Another factor that can dissipate passion is our disproportionate attention to only those areas of our lives that drive our passion, If our passion is solely focussed on work and we ignore other aspects, our lives will topple into misery, and we will eventually squander our passion. Says psychologist Neha Patel, “One must be mindful of not letting passions block one’s sense of rationality. While efforts should be applied towards pursuing one’s passion, it’s also equally important to be level-headed and not get swayed so easily in that pursuit that one starts to compromise on other vital areas of life. You can truly enjoy the fruits of your passion when you’re able to maintain a balance in life at the same time.”
In other words, make sure that you are equally passionate about your relationships, finances, health and community. How do we do that? Try spirituality.
The spiritual outlook
Mostly passion dies because our default approach to life is not guaranteed to keep it going. What do you do when you can’t get the work of your dreams no matter how many doors you knock at? What do you do when surrounded by people who put you down and emotionally abuse you? What do you do when your sweetheart jilts you and takes along your passion for life with them? How do you make sure passion flows through all areas of your life?
Only the capacity to work on ourselves, the willingness to change and grow, and an access to the higher truths can enable us to lead an ongoingly passionate life. A life where we are passionate about everything, not just one thing. A life that enables us to pay attention and focus on the smallest task. A life that enables us to tend to the flame ongoingly. In other words, a life attuned to spiritual growth.

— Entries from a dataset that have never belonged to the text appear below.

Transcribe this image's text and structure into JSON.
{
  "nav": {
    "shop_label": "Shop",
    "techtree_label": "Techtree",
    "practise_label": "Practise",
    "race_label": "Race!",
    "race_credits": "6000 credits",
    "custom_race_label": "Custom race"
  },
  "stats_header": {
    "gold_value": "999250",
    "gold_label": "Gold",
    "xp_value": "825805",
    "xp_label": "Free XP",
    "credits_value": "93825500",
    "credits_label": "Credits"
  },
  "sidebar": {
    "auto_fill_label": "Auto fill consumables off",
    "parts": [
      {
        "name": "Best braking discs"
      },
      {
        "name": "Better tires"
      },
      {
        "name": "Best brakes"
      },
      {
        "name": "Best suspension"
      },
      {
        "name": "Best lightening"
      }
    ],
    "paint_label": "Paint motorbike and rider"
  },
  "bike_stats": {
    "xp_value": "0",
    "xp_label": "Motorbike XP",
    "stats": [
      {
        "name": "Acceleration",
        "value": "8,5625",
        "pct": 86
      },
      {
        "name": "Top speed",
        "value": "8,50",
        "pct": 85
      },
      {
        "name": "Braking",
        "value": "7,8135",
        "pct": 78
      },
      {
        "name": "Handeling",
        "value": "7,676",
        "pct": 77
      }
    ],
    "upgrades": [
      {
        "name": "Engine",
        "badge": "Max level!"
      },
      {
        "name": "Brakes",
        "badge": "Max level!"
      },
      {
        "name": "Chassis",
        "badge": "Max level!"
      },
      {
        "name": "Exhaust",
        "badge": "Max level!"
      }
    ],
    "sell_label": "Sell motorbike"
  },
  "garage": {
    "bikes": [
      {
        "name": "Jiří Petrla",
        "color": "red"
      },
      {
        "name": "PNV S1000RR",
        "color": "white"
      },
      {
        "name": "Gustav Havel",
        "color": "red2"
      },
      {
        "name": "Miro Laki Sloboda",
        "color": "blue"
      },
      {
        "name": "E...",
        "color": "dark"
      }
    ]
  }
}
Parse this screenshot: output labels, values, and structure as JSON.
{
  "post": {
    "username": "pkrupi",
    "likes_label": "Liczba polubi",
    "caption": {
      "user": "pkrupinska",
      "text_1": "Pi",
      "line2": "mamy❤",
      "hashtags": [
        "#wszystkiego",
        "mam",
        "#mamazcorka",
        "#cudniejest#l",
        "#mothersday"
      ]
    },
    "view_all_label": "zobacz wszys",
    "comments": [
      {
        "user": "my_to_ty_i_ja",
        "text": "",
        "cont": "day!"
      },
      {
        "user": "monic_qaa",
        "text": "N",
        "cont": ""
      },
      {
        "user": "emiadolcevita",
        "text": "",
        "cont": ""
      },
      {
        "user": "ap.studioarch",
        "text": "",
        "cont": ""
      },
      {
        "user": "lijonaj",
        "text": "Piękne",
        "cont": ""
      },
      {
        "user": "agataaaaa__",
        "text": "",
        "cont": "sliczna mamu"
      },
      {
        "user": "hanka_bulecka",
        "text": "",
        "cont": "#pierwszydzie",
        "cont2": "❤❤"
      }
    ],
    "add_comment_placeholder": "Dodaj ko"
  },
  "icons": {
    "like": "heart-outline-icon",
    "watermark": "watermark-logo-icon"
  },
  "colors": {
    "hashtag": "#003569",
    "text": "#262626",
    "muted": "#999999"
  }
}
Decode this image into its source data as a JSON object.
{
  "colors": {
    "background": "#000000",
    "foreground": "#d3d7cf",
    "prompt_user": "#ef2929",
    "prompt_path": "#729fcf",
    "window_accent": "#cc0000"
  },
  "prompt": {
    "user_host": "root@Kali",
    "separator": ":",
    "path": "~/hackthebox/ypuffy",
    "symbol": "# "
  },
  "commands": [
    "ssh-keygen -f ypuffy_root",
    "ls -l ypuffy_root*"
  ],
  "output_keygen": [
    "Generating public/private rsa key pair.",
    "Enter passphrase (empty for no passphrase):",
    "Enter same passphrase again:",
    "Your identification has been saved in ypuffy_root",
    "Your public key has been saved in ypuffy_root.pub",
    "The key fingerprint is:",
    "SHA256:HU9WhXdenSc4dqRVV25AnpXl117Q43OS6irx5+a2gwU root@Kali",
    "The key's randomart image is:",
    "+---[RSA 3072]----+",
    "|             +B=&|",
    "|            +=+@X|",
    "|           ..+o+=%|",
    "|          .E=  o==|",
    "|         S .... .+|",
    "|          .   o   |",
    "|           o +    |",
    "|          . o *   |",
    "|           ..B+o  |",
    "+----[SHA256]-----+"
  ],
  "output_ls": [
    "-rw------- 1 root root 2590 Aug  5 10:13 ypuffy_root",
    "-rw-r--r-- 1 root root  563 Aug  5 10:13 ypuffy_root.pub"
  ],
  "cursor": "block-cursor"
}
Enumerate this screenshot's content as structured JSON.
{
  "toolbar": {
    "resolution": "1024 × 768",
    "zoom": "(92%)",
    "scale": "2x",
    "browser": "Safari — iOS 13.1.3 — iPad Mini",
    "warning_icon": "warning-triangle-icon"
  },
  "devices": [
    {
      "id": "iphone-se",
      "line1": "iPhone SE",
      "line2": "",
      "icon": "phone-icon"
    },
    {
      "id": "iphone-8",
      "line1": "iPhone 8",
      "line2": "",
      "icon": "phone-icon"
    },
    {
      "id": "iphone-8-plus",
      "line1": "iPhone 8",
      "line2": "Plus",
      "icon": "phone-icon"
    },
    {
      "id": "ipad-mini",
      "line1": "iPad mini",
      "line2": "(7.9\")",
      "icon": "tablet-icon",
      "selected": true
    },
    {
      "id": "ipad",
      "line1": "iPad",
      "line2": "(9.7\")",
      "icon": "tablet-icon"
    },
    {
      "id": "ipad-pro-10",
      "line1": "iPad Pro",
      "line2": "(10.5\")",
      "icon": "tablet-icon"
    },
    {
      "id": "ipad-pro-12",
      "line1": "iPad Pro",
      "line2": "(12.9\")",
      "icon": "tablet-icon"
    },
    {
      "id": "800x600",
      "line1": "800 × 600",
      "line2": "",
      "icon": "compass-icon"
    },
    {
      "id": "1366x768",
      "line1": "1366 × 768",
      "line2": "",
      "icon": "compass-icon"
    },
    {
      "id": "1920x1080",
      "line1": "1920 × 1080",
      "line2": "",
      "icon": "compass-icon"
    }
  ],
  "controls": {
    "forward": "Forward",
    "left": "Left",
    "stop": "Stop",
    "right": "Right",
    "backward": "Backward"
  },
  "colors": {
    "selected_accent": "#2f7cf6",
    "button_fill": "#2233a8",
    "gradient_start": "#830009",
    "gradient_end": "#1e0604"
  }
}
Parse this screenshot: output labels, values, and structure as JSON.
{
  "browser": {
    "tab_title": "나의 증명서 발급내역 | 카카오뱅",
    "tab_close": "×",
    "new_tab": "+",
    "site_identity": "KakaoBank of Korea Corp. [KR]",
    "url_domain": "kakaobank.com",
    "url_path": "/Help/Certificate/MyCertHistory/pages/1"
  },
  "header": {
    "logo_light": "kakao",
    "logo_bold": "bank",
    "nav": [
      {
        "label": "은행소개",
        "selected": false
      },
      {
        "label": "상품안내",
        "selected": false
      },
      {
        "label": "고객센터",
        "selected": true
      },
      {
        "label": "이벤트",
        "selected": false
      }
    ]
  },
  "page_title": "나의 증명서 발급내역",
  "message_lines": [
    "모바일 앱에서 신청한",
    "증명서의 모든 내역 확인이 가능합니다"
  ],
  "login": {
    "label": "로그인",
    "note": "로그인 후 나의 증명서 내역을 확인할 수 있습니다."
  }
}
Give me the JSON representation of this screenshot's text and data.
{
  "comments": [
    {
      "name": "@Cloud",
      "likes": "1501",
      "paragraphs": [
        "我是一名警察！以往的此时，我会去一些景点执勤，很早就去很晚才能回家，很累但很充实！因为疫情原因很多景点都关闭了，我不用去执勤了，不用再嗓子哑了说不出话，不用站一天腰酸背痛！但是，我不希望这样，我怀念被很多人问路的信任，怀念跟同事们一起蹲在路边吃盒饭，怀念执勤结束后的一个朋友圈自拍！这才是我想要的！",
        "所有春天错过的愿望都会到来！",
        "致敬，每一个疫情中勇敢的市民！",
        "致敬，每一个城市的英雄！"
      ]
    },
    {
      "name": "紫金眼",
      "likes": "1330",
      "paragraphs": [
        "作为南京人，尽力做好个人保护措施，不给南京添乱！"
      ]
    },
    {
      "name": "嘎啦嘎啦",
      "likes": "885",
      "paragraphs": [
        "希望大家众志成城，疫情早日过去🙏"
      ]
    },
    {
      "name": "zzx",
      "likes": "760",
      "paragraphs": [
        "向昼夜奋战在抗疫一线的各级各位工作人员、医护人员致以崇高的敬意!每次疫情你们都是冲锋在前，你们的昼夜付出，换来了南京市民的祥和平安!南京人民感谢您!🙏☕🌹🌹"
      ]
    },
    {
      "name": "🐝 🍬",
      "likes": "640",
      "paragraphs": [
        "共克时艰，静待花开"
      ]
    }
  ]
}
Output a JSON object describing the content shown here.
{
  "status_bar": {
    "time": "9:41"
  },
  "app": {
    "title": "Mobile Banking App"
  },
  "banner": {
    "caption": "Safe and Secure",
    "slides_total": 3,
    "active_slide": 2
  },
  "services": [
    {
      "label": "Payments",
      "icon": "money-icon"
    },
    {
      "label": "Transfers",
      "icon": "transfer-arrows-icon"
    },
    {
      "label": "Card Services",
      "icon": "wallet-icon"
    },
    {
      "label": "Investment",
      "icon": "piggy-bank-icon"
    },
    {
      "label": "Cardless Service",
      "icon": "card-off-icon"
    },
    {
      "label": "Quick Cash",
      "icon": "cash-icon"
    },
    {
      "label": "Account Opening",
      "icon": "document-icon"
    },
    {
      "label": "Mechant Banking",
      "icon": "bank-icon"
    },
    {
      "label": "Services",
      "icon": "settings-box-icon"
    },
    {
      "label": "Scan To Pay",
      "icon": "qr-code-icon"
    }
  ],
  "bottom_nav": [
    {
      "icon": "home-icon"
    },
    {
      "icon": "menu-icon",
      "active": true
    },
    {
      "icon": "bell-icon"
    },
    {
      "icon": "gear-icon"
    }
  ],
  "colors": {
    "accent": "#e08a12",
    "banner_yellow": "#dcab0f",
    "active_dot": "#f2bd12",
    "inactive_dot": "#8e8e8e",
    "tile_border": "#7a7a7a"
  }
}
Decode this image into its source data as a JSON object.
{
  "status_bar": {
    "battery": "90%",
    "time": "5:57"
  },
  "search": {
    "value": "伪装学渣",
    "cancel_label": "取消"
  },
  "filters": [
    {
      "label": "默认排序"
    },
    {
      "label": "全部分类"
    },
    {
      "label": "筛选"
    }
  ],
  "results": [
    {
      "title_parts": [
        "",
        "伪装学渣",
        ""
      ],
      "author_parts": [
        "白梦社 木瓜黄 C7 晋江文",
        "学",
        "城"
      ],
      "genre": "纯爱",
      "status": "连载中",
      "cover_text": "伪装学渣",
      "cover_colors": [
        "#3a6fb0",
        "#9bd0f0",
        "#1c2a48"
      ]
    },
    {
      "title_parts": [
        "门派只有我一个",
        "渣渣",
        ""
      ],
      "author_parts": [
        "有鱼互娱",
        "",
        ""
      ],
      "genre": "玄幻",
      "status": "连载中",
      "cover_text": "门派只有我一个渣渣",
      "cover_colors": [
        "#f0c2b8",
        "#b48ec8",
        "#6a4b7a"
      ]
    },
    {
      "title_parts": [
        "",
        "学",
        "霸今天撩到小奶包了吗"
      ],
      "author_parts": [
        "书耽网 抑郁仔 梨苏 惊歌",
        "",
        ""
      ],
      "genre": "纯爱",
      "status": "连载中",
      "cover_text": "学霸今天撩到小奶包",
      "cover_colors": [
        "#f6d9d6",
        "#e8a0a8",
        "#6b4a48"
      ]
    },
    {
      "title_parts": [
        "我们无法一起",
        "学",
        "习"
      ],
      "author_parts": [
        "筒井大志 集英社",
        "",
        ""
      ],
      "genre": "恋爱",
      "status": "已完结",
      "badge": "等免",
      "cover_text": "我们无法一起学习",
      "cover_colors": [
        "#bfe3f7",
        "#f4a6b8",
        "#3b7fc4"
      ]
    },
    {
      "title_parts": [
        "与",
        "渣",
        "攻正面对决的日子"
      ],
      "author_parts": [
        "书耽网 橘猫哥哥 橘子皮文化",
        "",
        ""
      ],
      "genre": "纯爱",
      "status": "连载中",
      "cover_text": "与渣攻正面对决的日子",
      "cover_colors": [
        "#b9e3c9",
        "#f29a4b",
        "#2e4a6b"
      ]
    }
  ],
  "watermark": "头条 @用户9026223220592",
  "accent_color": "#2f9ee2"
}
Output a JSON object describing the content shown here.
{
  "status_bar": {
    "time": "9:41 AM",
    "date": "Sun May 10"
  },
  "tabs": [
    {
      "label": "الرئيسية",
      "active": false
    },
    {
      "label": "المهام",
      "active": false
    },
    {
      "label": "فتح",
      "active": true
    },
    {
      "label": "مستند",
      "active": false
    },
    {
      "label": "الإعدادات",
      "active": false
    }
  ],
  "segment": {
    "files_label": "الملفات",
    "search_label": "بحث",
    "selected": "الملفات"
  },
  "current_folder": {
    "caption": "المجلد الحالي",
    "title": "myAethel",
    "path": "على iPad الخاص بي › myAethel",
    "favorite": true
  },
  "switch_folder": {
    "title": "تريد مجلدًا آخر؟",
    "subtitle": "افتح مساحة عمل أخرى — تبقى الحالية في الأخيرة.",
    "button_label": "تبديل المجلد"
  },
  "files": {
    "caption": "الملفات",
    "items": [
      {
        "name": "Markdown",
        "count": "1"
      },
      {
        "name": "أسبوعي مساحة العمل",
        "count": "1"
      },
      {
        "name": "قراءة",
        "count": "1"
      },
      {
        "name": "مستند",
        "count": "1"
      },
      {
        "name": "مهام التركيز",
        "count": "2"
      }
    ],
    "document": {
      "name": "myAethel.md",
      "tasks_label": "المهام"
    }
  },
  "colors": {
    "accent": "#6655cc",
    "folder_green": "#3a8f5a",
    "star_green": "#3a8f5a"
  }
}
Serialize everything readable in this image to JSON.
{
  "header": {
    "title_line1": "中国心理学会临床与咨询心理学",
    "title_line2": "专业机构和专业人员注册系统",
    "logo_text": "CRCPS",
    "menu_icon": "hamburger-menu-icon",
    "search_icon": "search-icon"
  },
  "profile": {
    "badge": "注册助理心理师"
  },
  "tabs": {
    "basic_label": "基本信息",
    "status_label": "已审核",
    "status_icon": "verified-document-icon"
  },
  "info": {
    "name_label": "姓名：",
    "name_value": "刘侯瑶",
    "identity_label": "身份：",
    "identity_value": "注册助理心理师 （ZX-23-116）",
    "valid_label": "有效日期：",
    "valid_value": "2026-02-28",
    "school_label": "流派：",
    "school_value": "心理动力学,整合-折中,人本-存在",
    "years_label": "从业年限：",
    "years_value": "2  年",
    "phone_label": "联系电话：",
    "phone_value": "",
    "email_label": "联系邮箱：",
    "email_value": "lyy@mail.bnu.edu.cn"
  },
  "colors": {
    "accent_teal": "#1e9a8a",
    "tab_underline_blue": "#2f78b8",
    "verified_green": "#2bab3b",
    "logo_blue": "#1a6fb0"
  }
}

Spirituality is really the journey of eliminating our false self and finding our true self. This means eliminating all the negative feelings that characterise our ego self and reclaiming our true nature of peace, love, joy, compassion and yes, passion.
The more we work on ourselves, the less vulnerable we will be to outside forces that can dampen and destroy our passion. Neither failures, nor societal pressure, not discouragement or depression can affect us for too long. Through paying loving attention to all that arises, we learn to dissipate these forces and reclaim our true heritage of enthusiasm, confidence and commitment.
And eventually we reach a stage when there truly is nothing between us and life. A moment when the shadows of the past and future dissipate and disappear. We are left in full possession of the moment, to relish it, to squeeze every bit of juice out of it and to slurp it up. Joy, passion and love surge out of us and encompass all that we do. Everything, even the most mundane act such as brushing our teeth or bathing becomes deeply enjoyable, a memorable moment. It is then that we know what it is to truly live, to be what the sages call us: amrutasya putraha (children of immortality).
Osho describes this state of mind beautifully, “Death is a constant reminder that, ‘I can come any moment. Be prepared.’ And what is the preparation? The preparation is: live life so totally, so intensely, be so aflame with it that when death comes there is no complaint, there is no grudge. You are absolutely ready because you have lived life so totally, you have known all its mysteries — there is no point in living anymore. Death has come exactly at the right time, when you may have thought to die yourself. I call that death perfect which comes at the moment when you yourself may have thought, ‘It is enough.’”
What more can we say?